=== Information supplied ===

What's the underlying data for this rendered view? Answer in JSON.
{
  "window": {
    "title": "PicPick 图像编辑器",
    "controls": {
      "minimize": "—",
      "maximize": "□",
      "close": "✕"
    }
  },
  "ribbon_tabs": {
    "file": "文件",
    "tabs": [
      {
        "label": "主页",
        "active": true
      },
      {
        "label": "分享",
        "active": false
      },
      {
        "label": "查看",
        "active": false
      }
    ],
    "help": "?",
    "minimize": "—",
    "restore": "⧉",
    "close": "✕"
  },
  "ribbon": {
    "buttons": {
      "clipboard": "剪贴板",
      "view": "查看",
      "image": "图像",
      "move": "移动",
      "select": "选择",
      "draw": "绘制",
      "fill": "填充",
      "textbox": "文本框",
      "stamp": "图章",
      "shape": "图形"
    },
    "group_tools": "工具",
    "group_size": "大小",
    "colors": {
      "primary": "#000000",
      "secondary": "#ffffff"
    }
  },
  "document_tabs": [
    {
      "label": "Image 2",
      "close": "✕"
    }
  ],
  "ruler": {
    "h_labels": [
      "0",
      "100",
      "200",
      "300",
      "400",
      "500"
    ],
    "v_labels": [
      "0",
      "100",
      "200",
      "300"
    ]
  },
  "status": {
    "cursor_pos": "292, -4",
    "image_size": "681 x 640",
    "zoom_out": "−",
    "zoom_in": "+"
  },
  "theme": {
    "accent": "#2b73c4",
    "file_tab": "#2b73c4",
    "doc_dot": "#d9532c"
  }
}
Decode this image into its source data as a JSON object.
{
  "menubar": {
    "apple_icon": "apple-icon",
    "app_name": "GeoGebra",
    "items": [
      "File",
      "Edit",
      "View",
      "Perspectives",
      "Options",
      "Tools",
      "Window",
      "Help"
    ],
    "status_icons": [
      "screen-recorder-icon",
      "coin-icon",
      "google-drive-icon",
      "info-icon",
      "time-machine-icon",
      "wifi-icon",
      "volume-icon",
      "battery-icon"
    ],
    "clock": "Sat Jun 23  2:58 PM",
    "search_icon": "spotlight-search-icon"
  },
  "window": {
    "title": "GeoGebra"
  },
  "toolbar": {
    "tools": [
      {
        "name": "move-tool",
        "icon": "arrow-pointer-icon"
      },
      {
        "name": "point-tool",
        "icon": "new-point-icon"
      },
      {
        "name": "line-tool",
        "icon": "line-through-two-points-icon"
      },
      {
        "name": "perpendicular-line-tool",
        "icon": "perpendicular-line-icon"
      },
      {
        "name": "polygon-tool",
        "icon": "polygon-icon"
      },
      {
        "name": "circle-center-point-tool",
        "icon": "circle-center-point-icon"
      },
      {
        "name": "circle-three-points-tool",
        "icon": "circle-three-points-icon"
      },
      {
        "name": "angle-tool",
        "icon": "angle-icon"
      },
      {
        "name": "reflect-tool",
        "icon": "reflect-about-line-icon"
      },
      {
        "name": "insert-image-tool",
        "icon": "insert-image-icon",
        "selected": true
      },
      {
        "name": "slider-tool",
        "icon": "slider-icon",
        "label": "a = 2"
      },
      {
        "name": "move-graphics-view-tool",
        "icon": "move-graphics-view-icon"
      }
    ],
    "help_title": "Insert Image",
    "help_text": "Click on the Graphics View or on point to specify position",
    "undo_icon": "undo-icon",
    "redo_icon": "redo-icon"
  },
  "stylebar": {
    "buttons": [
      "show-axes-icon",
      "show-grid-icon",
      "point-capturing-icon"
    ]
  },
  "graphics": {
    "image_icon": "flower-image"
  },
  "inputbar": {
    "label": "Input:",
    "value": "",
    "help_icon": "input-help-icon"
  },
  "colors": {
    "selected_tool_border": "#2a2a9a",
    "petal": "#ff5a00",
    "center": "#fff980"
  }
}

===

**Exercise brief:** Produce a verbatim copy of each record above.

**Output for this task:**
What's the underlying data for this rendered view? Answer in JSON.
{
  "window": {
    "title": "PicPick 图像编辑器",
    "controls": {
      "minimize": "—",
      "maximize": "□",
      "close": "✕"
    }
  },
  "ribbon_tabs": {
    "file": "文件",
    "tabs": [
      {
        "label": "主页",
        "active": true
      },
      {
        "label": "分享",
        "active": false
      },
      {
        "label": "查看",
        "active": false
      }
    ],
    "help": "?",
    "minimize": "—",
    "restore": "⧉",
    "close": "✕"
  },
  "ribbon": {
    "buttons": {
      "clipboard": "剪贴板",
      "view": "查看",
      "image": "图像",
      "move": "移动",
      "select": "选择",
      "draw": "绘制",
      "fill": "填充",
      "textbox": "文本框",
      "stamp": "图章",
      "shape": "图形"
    },
    "group_tools": "工具",
    "group_size": "大小",
    "colors": {
      "primary": "#000000",
      "secondary": "#ffffff"
    }
  },
  "document_tabs": [
    {
      "label": "Image 2",
      "close": "✕"
    }
  ],
  "ruler": {
    "h_labels": [
      "0",
      "100",
      "200",
      "300",
      "400",
      "500"
    ],
    "v_labels": [
      "0",
      "100",
      "200",
      "300"
    ]
  },
  "status": {
    "cursor_pos": "292, -4",
    "image_size": "681 x 640",
    "zoom_out": "−",
    "zoom_in": "+"
  },
  "theme": {
    "accent": "#2b73c4",
    "file_tab": "#2b73c4",
    "doc_dot": "#d9532c"
  }
}
Decode this image into its source data as a JSON object.
{
  "menubar": {
    "apple_icon": "apple-icon",
    "app_name": "GeoGebra",
    "items": [
      "File",
      "Edit",
      "View",
      "Perspectives",
      "Options",
      "Tools",
      "Window",
      "Help"
    ],
    "status_icons": [
      "screen-recorder-icon",
      "coin-icon",
      "google-drive-icon",
      "info-icon",
      "time-machine-icon",
      "wifi-icon",
      "volume-icon",
      "battery-icon"
    ],
    "clock": "Sat Jun 23  2:58 PM",
    "search_icon": "spotlight-search-icon"
  },
  "window": {
    "title": "GeoGebra"
  },
  "toolbar": {
    "tools": [
      {
        "name": "move-tool",
        "icon": "arrow-pointer-icon"
      },
      {
        "name": "point-tool",
        "icon": "new-point-icon"
      },
      {
        "name": "line-tool",
        "icon": "line-through-two-points-icon"
      },
      {
        "name": "perpendicular-line-tool",
        "icon": "perpendicular-line-icon"
      },
      {
        "name": "polygon-tool",
        "icon": "polygon-icon"
      },
      {
        "name": "circle-center-point-tool",
        "icon": "circle-center-point-icon"
      },
      {
        "name": "circle-three-points-tool",
        "icon": "circle-three-points-icon"
      },
      {
        "name": "angle-tool",
        "icon": "angle-icon"
      },
      {
        "name": "reflect-tool",
        "icon": "reflect-about-line-icon"
      },
      {
        "name": "insert-image-tool",
        "icon": "insert-image-icon",
        "selected": true
      },
      {
        "name": "slider-tool",
        "icon": "slider-icon",
        "label": "a = 2"
      },
      {
        "name": "move-graphics-view-tool",
        "icon": "move-graphics-view-icon"
      }
    ],
    "help_title": "Insert Image",
    "help_text": "Click on the Graphics View or on point to specify position",
    "undo_icon": "undo-icon",
    "redo_icon": "redo-icon"
  },
  "stylebar": {
    "buttons": [
      "show-axes-icon",
      "show-grid-icon",
      "point-capturing-icon"
    ]
  },
  "graphics": {
    "image_icon": "flower-image"
  },
  "inputbar": {
    "label": "Input:",
    "value": "",
    "help_icon": "input-help-icon"
  },
  "colors": {
    "selected_tool_border": "#2a2a9a",
    "petal": "#ff5a00",
    "center": "#fff980"
  }
}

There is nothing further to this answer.